I AM delighted that eight-year-old Max Craig was chosen by the famous English National Opera company for the pivotal part of Christ the Child in their production of Handel’s Messiah at the Coliseum this week.
Max, who attends Christopher Hatton Primary in Holborn, was spotted by a choreographer as he performed in a show at the London Contemporary Dance School, which he attends every Saturday.
His mother Hannah Sawtell told me he was swiftly chosen as the sole child to play Christ during nine performances over two and half weeks, ending tomorrow (Friday).
Ms Sawtell, who lives with Max in the Brunswick Centre, Bloomsbury, said the role, which required him to play a “positive, energetic child”, could have been written especially for him.
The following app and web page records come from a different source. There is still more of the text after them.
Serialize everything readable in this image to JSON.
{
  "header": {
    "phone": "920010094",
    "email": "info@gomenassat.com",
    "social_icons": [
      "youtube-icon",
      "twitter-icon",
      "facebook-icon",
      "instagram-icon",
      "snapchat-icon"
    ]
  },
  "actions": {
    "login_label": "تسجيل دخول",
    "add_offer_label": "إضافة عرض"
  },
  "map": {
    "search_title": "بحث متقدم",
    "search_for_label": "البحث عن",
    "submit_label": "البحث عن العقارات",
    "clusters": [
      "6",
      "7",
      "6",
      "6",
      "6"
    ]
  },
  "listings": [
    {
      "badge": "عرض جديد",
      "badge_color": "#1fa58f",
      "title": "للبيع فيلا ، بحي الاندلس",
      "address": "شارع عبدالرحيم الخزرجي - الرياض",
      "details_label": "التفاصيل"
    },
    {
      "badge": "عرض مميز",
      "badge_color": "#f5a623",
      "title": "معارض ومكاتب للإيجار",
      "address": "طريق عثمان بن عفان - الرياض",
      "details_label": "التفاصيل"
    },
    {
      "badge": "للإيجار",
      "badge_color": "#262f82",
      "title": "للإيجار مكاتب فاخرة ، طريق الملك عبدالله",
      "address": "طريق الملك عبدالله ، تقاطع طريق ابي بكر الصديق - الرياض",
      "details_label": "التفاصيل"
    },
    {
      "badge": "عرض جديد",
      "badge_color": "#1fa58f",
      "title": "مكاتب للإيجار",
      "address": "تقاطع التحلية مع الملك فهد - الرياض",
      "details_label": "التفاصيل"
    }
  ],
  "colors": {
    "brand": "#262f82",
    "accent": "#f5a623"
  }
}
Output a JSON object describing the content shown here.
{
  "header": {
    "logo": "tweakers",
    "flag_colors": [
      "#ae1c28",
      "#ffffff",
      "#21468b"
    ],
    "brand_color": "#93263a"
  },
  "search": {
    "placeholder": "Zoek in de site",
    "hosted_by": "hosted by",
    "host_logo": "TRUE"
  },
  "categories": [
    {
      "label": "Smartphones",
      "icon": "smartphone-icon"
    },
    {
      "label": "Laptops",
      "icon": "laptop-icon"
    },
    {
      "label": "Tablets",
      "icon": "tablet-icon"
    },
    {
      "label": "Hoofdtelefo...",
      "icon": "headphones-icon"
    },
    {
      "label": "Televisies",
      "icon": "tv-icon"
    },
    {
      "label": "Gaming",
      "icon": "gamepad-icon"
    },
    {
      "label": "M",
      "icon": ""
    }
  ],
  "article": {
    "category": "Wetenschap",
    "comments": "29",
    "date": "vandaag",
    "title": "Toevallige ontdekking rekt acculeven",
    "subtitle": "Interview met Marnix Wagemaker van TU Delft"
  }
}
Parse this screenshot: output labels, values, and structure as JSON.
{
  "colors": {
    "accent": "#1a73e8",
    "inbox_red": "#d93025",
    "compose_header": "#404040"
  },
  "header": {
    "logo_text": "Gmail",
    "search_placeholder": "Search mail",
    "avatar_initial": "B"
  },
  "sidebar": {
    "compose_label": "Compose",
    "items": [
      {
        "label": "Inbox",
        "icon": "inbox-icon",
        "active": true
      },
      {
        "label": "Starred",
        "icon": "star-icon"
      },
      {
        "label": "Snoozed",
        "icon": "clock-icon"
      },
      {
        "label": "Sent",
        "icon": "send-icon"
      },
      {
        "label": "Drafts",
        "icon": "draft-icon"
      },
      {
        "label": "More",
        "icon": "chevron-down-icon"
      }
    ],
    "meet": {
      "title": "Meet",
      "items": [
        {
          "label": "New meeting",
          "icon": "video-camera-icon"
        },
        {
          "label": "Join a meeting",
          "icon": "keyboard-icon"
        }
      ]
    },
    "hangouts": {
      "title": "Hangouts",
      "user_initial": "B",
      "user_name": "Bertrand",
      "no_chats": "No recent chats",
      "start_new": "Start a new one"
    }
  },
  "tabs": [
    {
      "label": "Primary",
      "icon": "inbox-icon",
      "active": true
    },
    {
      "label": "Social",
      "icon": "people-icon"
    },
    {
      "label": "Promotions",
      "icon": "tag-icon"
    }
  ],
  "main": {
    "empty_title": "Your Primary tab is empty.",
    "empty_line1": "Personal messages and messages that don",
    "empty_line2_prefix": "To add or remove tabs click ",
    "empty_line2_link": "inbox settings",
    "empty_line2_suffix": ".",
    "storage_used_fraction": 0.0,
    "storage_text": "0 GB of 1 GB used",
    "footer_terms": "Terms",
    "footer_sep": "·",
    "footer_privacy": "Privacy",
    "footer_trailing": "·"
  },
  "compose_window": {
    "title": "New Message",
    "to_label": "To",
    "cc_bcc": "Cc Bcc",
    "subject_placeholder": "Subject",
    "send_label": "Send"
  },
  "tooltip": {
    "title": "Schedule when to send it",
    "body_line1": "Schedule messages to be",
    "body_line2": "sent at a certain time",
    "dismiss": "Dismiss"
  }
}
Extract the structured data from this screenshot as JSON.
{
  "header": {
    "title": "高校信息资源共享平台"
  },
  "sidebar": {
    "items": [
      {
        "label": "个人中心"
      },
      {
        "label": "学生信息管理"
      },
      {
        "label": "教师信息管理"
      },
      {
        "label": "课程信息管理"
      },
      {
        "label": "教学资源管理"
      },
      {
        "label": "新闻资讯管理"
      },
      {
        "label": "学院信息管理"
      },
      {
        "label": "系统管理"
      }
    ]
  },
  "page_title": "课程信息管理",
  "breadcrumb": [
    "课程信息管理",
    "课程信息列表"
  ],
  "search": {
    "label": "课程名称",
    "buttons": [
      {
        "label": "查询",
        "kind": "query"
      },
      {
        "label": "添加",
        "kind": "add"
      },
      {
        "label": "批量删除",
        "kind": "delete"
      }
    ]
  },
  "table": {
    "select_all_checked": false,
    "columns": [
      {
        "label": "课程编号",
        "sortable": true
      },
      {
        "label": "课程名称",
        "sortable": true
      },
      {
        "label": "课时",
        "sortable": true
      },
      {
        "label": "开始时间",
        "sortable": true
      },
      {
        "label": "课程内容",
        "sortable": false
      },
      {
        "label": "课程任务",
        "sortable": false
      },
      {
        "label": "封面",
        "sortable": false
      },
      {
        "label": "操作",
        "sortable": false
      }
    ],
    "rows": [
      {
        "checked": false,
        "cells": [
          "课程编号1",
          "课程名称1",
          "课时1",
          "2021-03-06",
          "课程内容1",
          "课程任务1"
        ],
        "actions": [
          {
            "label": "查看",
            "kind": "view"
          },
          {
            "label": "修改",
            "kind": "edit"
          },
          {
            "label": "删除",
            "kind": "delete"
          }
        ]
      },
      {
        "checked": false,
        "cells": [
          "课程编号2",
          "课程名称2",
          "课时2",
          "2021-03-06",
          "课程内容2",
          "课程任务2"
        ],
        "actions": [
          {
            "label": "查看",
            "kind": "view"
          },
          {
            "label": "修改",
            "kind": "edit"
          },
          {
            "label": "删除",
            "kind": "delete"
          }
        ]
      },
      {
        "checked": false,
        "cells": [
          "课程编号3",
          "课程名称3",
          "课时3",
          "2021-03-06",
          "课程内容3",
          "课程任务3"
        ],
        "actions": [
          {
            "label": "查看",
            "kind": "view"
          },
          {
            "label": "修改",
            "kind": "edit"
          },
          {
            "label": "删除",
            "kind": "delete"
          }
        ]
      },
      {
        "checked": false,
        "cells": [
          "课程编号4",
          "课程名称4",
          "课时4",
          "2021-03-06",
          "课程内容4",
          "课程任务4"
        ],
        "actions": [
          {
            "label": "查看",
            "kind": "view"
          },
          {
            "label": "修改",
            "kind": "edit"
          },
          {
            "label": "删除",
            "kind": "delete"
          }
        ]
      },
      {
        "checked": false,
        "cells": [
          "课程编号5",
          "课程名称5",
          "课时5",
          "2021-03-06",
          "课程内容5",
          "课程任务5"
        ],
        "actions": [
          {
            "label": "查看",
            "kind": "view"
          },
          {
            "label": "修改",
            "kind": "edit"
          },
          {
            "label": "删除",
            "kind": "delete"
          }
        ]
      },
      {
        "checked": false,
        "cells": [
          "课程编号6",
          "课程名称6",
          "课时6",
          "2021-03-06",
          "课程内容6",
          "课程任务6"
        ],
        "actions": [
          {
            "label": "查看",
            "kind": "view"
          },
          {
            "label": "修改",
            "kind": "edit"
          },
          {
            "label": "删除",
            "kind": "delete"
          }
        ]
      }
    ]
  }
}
“The role works for him because that’s exactly what he is,” she said, adding that it was spookily suitable for him in other ways.
“I don’t believe in fate, but there are a few strange coincidences,” she added.
“We live right next to Thomas Coram’s Foundling Hospital, which was funded by Handel.
“And we live in Handel Street in a building called Foundling Court.”
Apparently, Max was a big hit with the adult performers, particularly the alto who knitted him a scarf.
Emma’s best supporting role
CAMPAIGNING film-maker Chris Reeves received £1,000 in the post after he had appealed for funds for a film he wants to make – and he wasn’t surprised.
It came from the Oscar-winning actor Emma Thompson who lives in West Hampstead.
“Well, she is always willing to back good causes – and this is a good cause,” he told me at his King’s Cross home.
Thompson’s cheque came in response to an appeal from Chris for donations to help make a documentary about long jail sentences handed out to trade unionists in the mid-70s after a successful building workers’ strike in Shrewsbury.
One went on to become a big name in TV – Ricky Tomlinson.
But another, who served three years, Des Warren, never regained his health after his release, and died from a debilitating disease.
Ricky Tomlinson described the sentences as “Justice my arse!”
“And that’s what Emma Thompson probably thought,” said Chris.
Chris needs at least £10,000 to make the film, titled Justice for the Shrewsbury 24.
The film should help boost a growing campaign for a pardon for all those convicted more than 35 years ago.
A submission that there has been a miscarriage of justice is now being made to the Criminal Case Review Commission.
Chris, who has made films on the 1984 miners’ strike and the Gulf War, will be celebrating his 57th birthday at a party at The Harrison’s Arms in King’s Cross on Saturday evening.